Lake Chervonoje EUR-50

Riparian Nation(s) Belarus
Surface Area 40 km2 Mean Depth 1.2 m Volume 0.04 km3
Shoreline 30.8 km Catchment Area 353 km2 Residence Time 0.6 yr
Frozen Period Dec-Apr Mixing Type Polymictic Morphogenesis/Dam
Related Info/Site


Lake Chervonoje is one of the largest lakes in Belarus Republic. It is located in the watershed of the River Pripiat, a right-side tributary of the River Dnepr that drains into the Black Sea. The lake water originates partly from the seepage of groundwater in the enormous marshy lowland of Polesie.

Surface runoff from the catchment area is partially regulated by diking marsh systems and peat bogs for drainage or moisture supply. Though the shoreline is embanked, natural shores are low being sandy and peaty on the southern side of the lake. The lake water level has now been lowered by 0.4 m in comparison with the former natural level, and fluctuates with an annual range of 0.3 0.4 m. Deeper lake bottom is covered by siliceous ooze rich in decaying organic matter. An intensive sediment re-suspension due to wind force takes place in the ice-free period. Transparency of the lake water becomes as small as 0.1 m in summer. Dissolved oxygen in the lake water is exhausted at the end of the freezing period.
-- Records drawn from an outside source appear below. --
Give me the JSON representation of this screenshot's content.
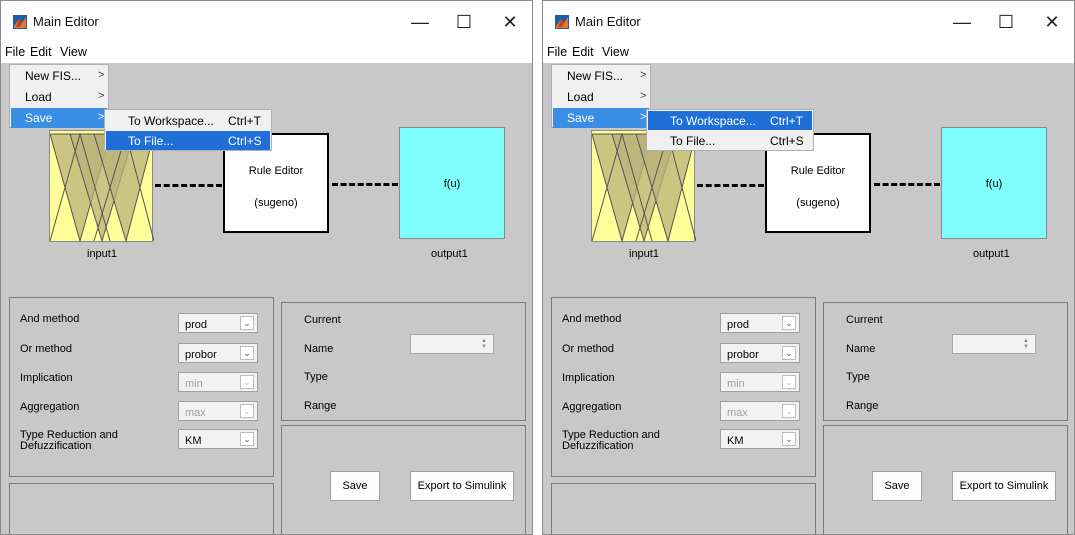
{
  "window": {
    "title": "Main Editor",
    "min_glyph": "—",
    "max_glyph": "☐",
    "close_glyph": "✕"
  },
  "menubar": [
    "File",
    "Edit",
    "View"
  ],
  "file_menu": {
    "items": [
      {
        "label": "New FIS...",
        "arrow": ">"
      },
      {
        "label": "Load",
        "arrow": ">"
      },
      {
        "label": "Save",
        "arrow": ">"
      }
    ]
  },
  "save_submenu": [
    {
      "label": "To Workspace...",
      "shortcut": "Ctrl+T"
    },
    {
      "label": "To File...",
      "shortcut": "Ctrl+S"
    }
  ],
  "diagram": {
    "input_label": "input1",
    "output_label": "output1",
    "rule_title": "Rule Editor",
    "rule_subtitle": "(sugeno)",
    "output_fn": "f(u)"
  },
  "fis_properties": [
    {
      "label": "And method",
      "value": "prod",
      "enabled": true
    },
    {
      "label": "Or method",
      "value": "probor",
      "enabled": true
    },
    {
      "label": "Implication",
      "value": "min",
      "enabled": false
    },
    {
      "label": "Aggregation",
      "value": "max",
      "enabled": false
    },
    {
      "label": "Type Reduction and\nDefuzzification",
      "value": "KM",
      "enabled": true
    }
  ],
  "current_variable": {
    "current_label": "Current",
    "name_label": "Name",
    "type_label": "Type",
    "range_label": "Range",
    "name_value": ""
  },
  "buttons": {
    "save": "Save",
    "export": "Export to Simulink"
  },
  "highlight": {
    "left": "To File...",
    "right": "To Workspace..."
  },
  "colors": {
    "background": "#c8c8c8",
    "input_box": "#ffff99",
    "output_box": "#80ffff",
    "menu_highlight": "#1f6fd6"
  }
}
Total mineral contents amount to 200 240 mg l-1, and the level of organic matter content is also high.

Eighteen species of macrophytes have been recorded in the lake, and 24% of its surface area are covered by their growth. There are 288 taxa of phytoplankton, their maximum biomass reaching 80 g m-3. The species number and summer biomass of zooplankton amounts to 197 and 0.8 g m-3, while those of zoobenthos to 107 and 22 g m-2, respectively.

L. Chervonoje is intensively used. The lake water is pumped up freely throughout the year for fish farming. Drainage water from diked marshes and peat plots for agricultural uses is discharged directly into the lake from pumping stations. The extraction of lake sediments for industrial uses is estimated at 100,000 t yr-1. Fish fingerlings, particularly of Carassius auratus, are released into the lake every year, and the annual fish production amounts to 15 kg ha-1. There are villages such as Puchovichi, Liachovichi, etc. along the lakeshore (1).

Photo of Lake Chervonoje
Photo: Res. Lab. Linmol., Berarus State Univ.